Nate: I journal and meditate every morning. It brings me into a state of calmer awareness. If I try to repress those thoughts, I get distracted for the rest of the day.
Setting up a work-specific area, preferably in another room, has been extremely helpful. Sometimes it helps me to focus when I put in earplugs or headphones with music that isn’t too energetic. Also, taking breaks and holding myself accountable for returning to work is good. It’s easy to get distracted.
What’s emerging as a need that people want to focus on compared to before Covid-19?
Yukari: Remote work has changed things – not only the digitization of work, but also a shift of corporate guidelines and mindset. I think home renovation and at-home entertainment has become an emerging need. The idea of staying home all day is foreign to many Japanese people who are used to going out to restaurants, bars or karaoke after a day at the office. Now home gardening, decluttering, cooking and home fitness give a sense of peace as a therapeutic activity.
Nate: Here in NYC there are a lot of people who focus on their jobs, sometimes to the detriment of their social lives. I think Covid-19 has brought a lot of people away from the distractions of society and city life, and more into their homes.
Health seems to be an important need to focus on because all the health clubs are closed. People are spending more time sitting at home feeling the effects of being sedentary.
What would your advice to help people focus?
Yukari: Setting the right environment at home is important. Self-care such as online yoga classes, bath salts, aroma candles and meditation apps all help.

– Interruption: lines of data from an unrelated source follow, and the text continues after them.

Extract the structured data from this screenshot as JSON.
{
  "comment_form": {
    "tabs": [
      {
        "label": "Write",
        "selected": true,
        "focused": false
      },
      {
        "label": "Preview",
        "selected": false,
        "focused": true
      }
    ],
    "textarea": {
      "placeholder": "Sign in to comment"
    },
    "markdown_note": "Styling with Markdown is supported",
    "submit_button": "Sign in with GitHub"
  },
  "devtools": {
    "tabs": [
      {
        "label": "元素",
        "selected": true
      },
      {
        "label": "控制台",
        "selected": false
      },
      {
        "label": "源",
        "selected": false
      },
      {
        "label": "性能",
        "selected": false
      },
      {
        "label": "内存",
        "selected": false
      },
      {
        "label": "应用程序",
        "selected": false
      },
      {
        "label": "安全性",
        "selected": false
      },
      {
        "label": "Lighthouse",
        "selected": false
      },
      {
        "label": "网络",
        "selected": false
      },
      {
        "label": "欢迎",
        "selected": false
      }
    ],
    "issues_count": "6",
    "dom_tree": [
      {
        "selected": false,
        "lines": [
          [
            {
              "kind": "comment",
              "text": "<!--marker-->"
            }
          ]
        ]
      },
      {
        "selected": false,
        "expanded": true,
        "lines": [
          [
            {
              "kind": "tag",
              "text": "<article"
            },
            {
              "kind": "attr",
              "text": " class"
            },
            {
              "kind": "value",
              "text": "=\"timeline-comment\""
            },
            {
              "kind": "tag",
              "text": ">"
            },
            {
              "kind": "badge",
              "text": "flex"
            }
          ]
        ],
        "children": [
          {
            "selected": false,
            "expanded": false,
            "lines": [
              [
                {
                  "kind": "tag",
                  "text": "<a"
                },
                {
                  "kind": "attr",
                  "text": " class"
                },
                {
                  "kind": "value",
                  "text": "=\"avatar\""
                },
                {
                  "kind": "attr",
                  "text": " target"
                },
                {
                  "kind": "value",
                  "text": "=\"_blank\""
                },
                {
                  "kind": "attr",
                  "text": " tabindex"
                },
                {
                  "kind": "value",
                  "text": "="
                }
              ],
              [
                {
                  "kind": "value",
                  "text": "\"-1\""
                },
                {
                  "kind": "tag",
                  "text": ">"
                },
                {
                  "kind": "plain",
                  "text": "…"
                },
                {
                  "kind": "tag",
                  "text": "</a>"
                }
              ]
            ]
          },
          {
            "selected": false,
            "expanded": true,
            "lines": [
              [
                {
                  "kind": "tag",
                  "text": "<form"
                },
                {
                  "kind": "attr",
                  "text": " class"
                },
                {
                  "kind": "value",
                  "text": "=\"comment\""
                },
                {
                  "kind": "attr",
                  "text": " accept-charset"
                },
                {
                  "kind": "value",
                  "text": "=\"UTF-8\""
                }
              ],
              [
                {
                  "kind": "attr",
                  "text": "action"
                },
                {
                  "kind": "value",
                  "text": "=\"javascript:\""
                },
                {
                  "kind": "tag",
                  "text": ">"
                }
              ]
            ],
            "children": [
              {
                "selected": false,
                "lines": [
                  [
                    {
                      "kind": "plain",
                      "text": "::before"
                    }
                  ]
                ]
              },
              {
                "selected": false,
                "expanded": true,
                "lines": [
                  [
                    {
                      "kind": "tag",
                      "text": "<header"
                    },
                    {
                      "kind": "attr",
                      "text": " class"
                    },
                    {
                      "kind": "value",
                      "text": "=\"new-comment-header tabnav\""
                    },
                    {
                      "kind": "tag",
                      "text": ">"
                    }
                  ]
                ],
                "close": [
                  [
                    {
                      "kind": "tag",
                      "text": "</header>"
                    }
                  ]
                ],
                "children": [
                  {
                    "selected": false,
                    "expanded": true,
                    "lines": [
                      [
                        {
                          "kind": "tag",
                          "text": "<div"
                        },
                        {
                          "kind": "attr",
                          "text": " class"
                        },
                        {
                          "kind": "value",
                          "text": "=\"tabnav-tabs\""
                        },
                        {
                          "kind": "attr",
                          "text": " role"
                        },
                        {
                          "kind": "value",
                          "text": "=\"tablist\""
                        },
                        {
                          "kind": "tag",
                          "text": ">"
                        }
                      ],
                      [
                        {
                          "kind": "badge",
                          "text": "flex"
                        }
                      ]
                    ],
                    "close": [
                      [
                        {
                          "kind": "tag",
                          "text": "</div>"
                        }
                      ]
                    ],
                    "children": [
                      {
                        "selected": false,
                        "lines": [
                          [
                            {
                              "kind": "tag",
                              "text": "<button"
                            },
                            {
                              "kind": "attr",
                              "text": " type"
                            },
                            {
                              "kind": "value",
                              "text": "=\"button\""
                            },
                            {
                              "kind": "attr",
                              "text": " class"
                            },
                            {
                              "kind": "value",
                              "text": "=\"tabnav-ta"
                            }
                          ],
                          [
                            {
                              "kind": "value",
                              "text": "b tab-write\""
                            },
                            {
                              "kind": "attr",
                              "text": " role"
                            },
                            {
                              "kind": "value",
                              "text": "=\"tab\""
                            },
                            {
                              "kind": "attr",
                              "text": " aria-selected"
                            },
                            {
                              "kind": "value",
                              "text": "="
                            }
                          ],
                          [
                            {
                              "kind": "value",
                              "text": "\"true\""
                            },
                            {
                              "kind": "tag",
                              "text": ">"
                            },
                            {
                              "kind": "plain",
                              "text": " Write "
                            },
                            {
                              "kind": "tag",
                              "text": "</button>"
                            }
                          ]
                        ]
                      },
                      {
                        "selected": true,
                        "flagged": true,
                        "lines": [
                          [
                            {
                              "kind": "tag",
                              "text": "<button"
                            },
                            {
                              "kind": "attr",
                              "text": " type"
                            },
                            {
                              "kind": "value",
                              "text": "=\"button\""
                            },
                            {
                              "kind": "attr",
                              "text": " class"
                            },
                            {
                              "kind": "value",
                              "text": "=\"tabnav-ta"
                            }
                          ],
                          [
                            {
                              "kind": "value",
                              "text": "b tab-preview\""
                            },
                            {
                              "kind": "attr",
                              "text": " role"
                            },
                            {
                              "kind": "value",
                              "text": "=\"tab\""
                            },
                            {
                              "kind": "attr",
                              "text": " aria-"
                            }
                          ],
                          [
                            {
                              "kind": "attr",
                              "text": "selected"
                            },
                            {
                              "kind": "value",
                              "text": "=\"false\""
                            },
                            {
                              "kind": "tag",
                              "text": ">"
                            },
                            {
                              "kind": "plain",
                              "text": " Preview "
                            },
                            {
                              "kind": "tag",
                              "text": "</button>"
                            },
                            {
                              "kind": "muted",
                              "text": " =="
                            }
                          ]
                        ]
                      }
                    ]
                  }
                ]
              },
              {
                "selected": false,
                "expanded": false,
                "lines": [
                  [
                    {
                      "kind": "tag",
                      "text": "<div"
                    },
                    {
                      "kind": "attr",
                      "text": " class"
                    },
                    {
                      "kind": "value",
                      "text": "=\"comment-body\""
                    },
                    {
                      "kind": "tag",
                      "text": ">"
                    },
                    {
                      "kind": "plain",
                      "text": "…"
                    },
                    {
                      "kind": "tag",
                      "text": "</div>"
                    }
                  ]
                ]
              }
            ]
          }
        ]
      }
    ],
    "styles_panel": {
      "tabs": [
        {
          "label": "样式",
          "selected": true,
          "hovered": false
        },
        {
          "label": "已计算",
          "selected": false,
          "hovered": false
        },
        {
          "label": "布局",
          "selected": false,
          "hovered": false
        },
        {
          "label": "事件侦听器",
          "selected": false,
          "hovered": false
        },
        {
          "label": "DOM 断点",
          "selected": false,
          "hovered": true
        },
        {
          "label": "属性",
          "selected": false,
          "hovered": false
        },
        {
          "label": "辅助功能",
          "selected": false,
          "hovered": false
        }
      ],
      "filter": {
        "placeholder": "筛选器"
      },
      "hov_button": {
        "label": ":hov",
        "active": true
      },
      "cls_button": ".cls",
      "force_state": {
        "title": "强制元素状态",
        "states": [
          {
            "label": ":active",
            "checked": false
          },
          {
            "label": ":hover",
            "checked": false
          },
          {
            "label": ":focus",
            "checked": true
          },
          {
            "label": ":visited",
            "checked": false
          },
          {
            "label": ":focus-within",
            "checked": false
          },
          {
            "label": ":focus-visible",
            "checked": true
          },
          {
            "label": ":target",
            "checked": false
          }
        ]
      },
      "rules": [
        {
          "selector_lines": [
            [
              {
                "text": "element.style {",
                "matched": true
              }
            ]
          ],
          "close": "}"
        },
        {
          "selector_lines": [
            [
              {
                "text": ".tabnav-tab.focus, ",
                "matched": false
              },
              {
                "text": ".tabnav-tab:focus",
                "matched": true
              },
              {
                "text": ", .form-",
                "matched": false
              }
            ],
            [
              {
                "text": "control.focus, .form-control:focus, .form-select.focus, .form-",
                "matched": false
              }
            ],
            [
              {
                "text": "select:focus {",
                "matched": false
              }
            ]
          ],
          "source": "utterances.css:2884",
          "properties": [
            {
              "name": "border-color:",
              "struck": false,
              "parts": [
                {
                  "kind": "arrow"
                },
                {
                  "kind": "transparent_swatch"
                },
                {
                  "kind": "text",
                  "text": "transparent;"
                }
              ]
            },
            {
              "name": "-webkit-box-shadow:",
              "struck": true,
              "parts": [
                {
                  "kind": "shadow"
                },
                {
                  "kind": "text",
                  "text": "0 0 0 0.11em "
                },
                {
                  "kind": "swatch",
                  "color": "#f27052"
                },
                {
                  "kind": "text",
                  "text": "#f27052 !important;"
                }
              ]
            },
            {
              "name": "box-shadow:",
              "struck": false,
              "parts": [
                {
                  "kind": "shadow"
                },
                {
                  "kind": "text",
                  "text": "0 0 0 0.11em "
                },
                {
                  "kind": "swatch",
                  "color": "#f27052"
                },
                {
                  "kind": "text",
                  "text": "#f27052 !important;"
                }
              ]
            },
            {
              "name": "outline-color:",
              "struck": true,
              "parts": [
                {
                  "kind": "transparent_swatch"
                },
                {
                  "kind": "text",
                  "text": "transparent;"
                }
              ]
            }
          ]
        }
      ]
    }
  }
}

Online coaching is also useful, it’s good having someone you can check in with to set the pace for achieving goals.
Given what people are experiencing in lockdown, how do you think people’s relationship with focus will change in the future?
Yukari: With many people being given opportunities to turn to themselves rather than external stimulations, I think people will have clearer priorities of what they want to focus on in life. Before, to focus was something people had to do to make a living or to attend a good school. Covid-19 has made me realise that focus isn’t something to even think about because when we do what we really love, we are ‘in the zone’ without even thinking about how to focus.
Nate: In the future, people will look back on this and think about how much time we spent in our homes. Some people are probably getting better at focusing because they have to, but I know parents with young children are having a hard time because the kids are home 24/7. I think people will probably see this as a time when everything changed socially, and we had to learn to adapt quickly. It’s probably a bit different for each person.